As important as Bellator tournaments look now after those additions to the rules, it looks like the tournament is taking another hit. This is because now, not only do you not need to win a tournament to get a title shot, but if you win a tournament, you may never need to compete in another one ever again. Bellator has just established a "World Title Pool" that all tournament winners are automatically entered into. If you are a part of that pool of fighters, it means you are now eligible to receive a title fight without having to go through another tournament. Apparently the "Toughest Tournament in Sports" is a little too tough to risk putting these guys through another one. Well, some of them. President Bjorn Rebney says that some of these winners may be placed in tournaments again, while some may be able to earn title fights off victories in non-tournament bouts. There's no rule that determines which of these men will earn title shots or how they'll go about doing so...so yeah.
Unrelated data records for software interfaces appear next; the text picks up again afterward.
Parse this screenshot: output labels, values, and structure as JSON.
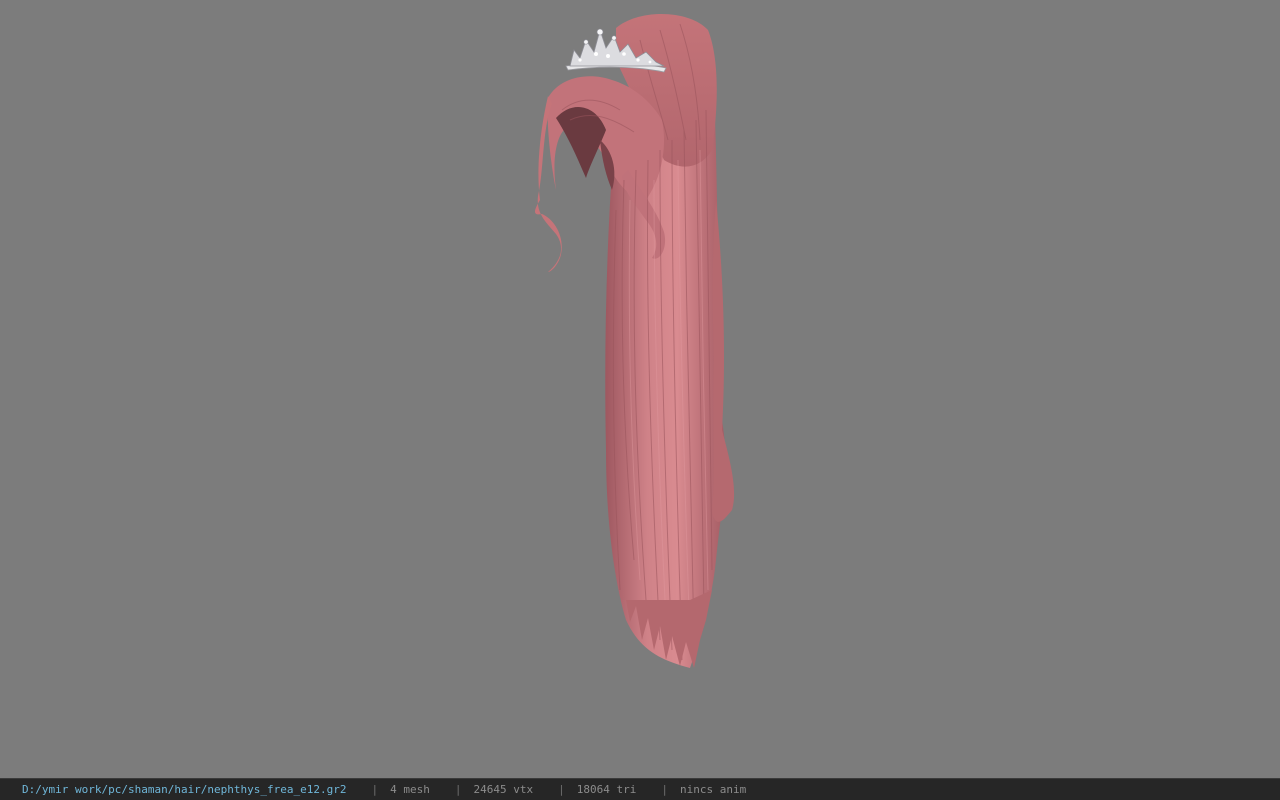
{
  "viewer": {
    "background_color": "#7c7c7c",
    "model": {
      "subject": "hair-model",
      "hair_color": "#c97a80",
      "accessory": "tiara"
    }
  },
  "status_bar": {
    "file_path": "D:/ymir work/pc/shaman/hair/nephthys_frea_e12.gr2",
    "separator": "|",
    "mesh_count": "4 mesh",
    "vertex_count": "24645 vtx",
    "triangle_count": "18064 tri",
    "anim_status": "nincs anim"
  }
}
It's all kind of arbitrary, just like how Dana does it. It's clear why Bellator is doing this: it's just a natural extension of all the Eddie Alvarez fuss where he didn't feel he needed to go through another tournament to get another title fight. Now guys like King Mo and Cheick Kongo and Michael Chandler don't have to go through tournaments ever again and if Bellator feels like they are worthy of another title shot, especially if they need someone marketable for a title fight on Payperview or something, then BAM! They get a shot. So if you've been baffled by some of the booking decisions Bellator has made in the past, then don't you worry because things are about to get a whole lot crazier. Wait, did I say "don't worry"? Scratch that. You should probably worry.
That's it for Five Quick Rounds. Thanks for reading. If you have any questions, comments, or suggestions, and it is always appreciated when you do, leave them in the comments section. I will be back in 7 for another Five Quick Rounds. There's a World Series of Fighting card this Saturday, if you're into that sort of thing. Enjoy the fights and remember to fight clean, fight hard, fight fair, and never leave it in the hands of the judges...